From 1988 ’til 2008—the first twenty years of my writing habit—I wrote okay stories. They were only okay because I had a bad habit: I cut out the conflict before it had a chance to affect the characters and storyline. Oh, I could make a short get off the ground, but anything longer—all my novels—had that issue. I would outline a conflict, then gloss over it, or solve it too quickly. As a result, most of my stories consisted of one conflict after another, each solved before I moved on to the next one. There was no complexity in my writing.
You see, it was really easy for me to envision throwing a monster or other external conflict at my characters. But when it came to internal and interpersonal conflict for them, I killed the conflict before it could do much to my characters or the story. And, for me, complexity in any story, whether one I’m reading or writing, comes when internal and interpersonal conflicts are included.
Yeah, it’s possible to write a good story where everyone gets along, but it’s not as good as a story with interpersonal conflict. All my characters from early writing come off as Mary Sues. Where I did try to insert interpersonal conflict, I negated it shortly thereafter. This was further compounded by my belief that all interpersonal conflict consisted of was arguments between characters, or physical fights. I didn’t realize that there were more subtle forms of interpersonal conflict.
I was worse with internal conflict. Much of my longer work completely lacked internal conflict. My characters had no doubts. They lacked fear—even of and in situations where they should have been terrified. They had utmost confidence they’d get through whatever difficulties they encountered.

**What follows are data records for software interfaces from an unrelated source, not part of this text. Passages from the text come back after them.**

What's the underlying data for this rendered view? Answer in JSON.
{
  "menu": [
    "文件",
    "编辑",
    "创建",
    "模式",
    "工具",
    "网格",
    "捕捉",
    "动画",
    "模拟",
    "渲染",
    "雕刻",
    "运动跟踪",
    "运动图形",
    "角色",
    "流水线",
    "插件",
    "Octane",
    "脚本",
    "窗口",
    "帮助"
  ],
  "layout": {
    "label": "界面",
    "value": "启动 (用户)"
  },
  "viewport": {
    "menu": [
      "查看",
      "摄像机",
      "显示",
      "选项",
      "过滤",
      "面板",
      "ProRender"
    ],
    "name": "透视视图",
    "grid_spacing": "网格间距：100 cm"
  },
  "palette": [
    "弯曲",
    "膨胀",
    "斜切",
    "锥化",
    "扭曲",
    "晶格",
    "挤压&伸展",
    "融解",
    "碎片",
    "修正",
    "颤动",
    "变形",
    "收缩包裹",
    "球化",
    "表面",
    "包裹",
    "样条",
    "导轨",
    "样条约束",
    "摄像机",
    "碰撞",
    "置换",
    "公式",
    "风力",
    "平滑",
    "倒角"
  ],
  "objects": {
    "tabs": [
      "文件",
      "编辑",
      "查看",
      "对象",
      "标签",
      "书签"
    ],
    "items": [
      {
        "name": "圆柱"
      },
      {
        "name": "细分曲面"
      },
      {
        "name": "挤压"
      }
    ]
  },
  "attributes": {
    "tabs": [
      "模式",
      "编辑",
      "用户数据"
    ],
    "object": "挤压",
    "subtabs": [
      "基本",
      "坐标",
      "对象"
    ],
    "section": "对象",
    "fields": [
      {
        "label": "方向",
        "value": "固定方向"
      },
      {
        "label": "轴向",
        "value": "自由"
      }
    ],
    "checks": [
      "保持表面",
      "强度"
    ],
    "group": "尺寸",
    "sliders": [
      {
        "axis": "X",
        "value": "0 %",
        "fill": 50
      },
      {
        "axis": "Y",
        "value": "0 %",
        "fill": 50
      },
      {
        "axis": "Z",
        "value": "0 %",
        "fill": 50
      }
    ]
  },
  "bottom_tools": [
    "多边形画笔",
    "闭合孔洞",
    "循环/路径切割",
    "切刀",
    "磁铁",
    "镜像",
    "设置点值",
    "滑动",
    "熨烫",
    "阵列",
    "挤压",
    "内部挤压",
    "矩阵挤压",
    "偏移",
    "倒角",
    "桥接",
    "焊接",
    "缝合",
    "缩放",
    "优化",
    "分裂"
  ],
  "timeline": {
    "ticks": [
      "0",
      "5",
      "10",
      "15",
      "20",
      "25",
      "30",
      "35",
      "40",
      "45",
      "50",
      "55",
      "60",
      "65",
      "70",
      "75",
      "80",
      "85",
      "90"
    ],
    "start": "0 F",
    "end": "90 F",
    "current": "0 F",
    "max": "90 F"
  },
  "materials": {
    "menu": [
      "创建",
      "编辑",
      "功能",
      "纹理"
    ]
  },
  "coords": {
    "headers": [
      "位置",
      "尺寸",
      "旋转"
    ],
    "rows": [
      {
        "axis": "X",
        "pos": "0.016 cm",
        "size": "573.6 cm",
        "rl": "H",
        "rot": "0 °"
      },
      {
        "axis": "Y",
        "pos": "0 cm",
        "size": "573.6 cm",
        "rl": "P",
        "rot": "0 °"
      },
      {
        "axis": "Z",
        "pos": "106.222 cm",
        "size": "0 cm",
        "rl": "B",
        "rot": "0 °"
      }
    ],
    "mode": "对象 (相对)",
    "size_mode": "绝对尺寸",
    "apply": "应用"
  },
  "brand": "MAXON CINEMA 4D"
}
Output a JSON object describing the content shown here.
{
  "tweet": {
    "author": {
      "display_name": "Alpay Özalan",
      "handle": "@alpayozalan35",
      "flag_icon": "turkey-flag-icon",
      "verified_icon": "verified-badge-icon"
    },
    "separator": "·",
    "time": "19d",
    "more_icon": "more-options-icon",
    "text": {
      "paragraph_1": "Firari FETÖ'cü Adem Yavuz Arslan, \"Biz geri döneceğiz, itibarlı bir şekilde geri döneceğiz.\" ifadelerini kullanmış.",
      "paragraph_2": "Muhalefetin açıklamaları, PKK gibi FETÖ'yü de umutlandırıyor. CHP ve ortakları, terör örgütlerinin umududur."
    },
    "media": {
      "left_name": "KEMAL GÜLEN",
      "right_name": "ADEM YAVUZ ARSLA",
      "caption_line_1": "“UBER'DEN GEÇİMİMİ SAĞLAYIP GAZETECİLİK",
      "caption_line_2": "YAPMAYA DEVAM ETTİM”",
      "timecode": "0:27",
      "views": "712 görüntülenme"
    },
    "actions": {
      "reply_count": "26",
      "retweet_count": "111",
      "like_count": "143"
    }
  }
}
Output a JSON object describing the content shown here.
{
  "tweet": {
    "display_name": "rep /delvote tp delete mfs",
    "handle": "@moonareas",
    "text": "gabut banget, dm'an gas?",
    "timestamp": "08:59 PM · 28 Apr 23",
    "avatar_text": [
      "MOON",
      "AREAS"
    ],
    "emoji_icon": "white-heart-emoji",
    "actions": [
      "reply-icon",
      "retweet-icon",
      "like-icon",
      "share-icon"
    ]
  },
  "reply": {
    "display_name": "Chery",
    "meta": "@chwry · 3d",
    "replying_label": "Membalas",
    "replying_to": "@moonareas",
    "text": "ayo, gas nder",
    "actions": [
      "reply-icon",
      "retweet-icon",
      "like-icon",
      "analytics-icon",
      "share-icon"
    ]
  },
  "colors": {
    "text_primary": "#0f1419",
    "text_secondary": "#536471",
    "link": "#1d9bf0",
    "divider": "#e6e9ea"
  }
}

Oh, and for most of my writing up until the turn of the century, I didn’t understand just what conflict was. I thought it was only what attacked the character from the outside. I mean, I’d encountered conflict in my reading, but I didn’t comprehend what conflict was. When I did write other kinds of conflict into my stories, I did it on an “instinctual” level, not really understanding things, and that, I think, is why I cut it off like I did. I didn’t see what it was, so I didn’t know how to use it.
It took me having a breakdown into bipolar disorder, stabilizing on a good medication regimen, reading old books on writing that I’d had before (and apparently not paid much attention to), chatting with writer friends online, and reading my old favorite stories by other authors with a more alert eye for internal and interpersonal conflicts for me to be able to include it in my stories. I finally gained the ability to discern the different types of conflict.
By this time, I was into writing gay romances pretty steadily, and I decided to use them to learn how to insert real conflict into my characters’ lives. The gay romances, in my mind, were perfect for this because they didn’t have any of the little extra things that fantasy stories have for bringing in outside conflict. I had a halfway decent handle on external conflict in my fantasy stuff—it wasn’t perfect, but it was there, and it was consistent throughout my longer pieces. The conflict these stories lacked were internal and interpersonal conflict. But those things were what I knew I could use the gay romances to learn to include, because they’re mostly about internal and interpersonal conflicts.
It took about three years of writing the gay romances—well, two, if I don’t include Hell Year Of Writing—for me to learn to see all forms of conflict in any given story. Now before I start new stories, I look at every angle I can see to find possible points of conflict. I continue doing this as I write the story, and my stories are much better for it—more interesting, more nuanced, and much, much more complicated and entertaining.